This exercise calls for the whole listing to be given again exactly, without images.

*** Opening of Information supplied ***

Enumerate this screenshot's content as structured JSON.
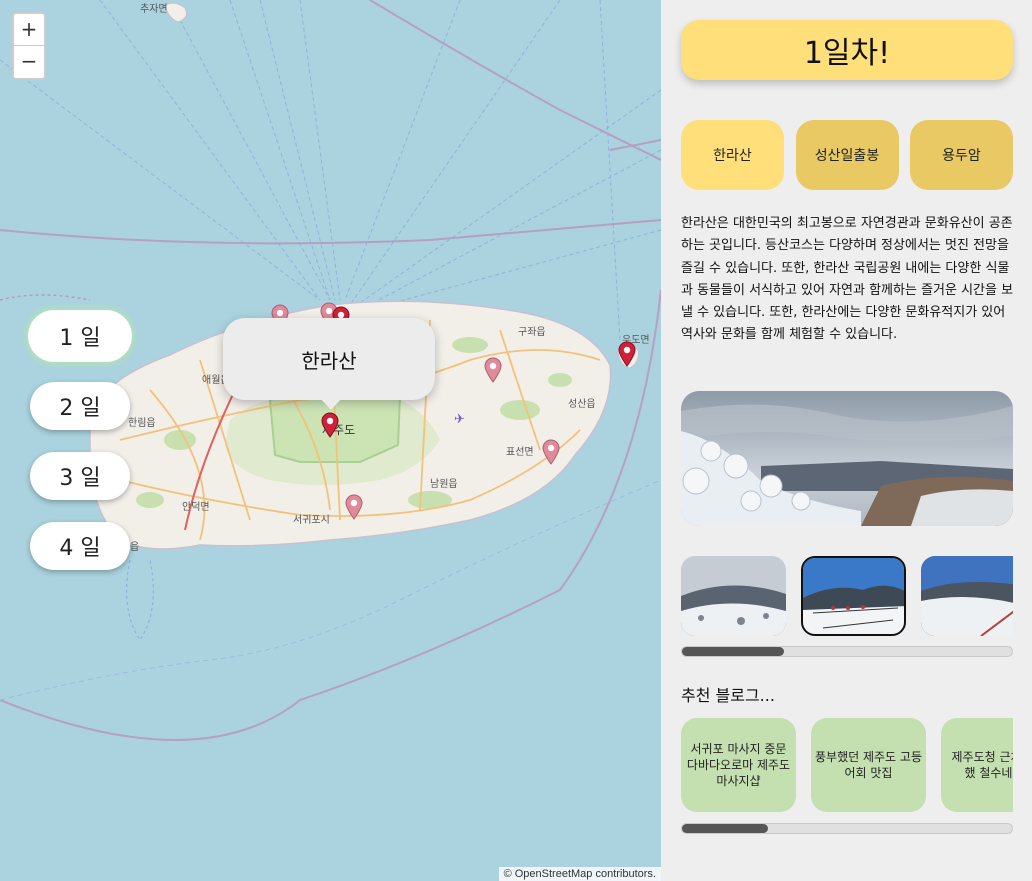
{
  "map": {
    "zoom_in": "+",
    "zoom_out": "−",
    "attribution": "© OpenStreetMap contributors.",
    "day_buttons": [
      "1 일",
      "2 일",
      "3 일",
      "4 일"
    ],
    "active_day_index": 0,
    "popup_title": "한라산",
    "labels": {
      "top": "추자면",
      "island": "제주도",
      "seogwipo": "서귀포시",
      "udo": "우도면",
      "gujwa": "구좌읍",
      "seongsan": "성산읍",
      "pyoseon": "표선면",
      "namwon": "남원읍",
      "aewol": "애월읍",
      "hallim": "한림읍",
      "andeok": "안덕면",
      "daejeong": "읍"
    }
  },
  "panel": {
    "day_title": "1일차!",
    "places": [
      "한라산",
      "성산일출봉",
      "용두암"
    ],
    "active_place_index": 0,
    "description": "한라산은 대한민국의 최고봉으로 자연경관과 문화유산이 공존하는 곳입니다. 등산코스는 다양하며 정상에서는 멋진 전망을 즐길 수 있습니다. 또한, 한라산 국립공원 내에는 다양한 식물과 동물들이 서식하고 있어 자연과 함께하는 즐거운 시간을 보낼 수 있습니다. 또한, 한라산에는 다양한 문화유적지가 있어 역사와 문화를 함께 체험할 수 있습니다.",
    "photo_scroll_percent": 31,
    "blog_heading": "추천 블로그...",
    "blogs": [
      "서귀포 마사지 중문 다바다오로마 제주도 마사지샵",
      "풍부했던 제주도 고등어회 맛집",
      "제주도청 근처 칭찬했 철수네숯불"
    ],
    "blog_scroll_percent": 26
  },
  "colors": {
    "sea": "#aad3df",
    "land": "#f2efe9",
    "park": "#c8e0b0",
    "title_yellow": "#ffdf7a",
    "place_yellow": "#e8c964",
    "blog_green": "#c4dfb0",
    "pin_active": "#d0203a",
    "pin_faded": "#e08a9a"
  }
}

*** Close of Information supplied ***

Finished exercise ▸
Enumerate this screenshot's content as structured JSON.
{
  "map": {
    "zoom_in": "+",
    "zoom_out": "−",
    "attribution": "© OpenStreetMap contributors.",
    "day_buttons": [
      "1 일",
      "2 일",
      "3 일",
      "4 일"
    ],
    "active_day_index": 0,
    "popup_title": "한라산",
    "labels": {
      "top": "추자면",
      "island": "제주도",
      "seogwipo": "서귀포시",
      "udo": "우도면",
      "gujwa": "구좌읍",
      "seongsan": "성산읍",
      "pyoseon": "표선면",
      "namwon": "남원읍",
      "aewol": "애월읍",
      "hallim": "한림읍",
      "andeok": "안덕면",
      "daejeong": "읍"
    }
  },
  "panel": {
    "day_title": "1일차!",
    "places": [
      "한라산",
      "성산일출봉",
      "용두암"
    ],
    "active_place_index": 0,
    "description": "한라산은 대한민국의 최고봉으로 자연경관과 문화유산이 공존하는 곳입니다. 등산코스는 다양하며 정상에서는 멋진 전망을 즐길 수 있습니다. 또한, 한라산 국립공원 내에는 다양한 식물과 동물들이 서식하고 있어 자연과 함께하는 즐거운 시간을 보낼 수 있습니다. 또한, 한라산에는 다양한 문화유적지가 있어 역사와 문화를 함께 체험할 수 있습니다.",
    "photo_scroll_percent": 31,
    "blog_heading": "추천 블로그...",
    "blogs": [
      "서귀포 마사지 중문 다바다오로마 제주도 마사지샵",
      "풍부했던 제주도 고등어회 맛집",
      "제주도청 근처 칭찬했 철수네숯불"
    ],
    "blog_scroll_percent": 26
  },
  "colors": {
    "sea": "#aad3df",
    "land": "#f2efe9",
    "park": "#c8e0b0",
    "title_yellow": "#ffdf7a",
    "place_yellow": "#e8c964",
    "blog_green": "#c4dfb0",
    "pin_active": "#d0203a",
    "pin_faded": "#e08a9a"
  }
}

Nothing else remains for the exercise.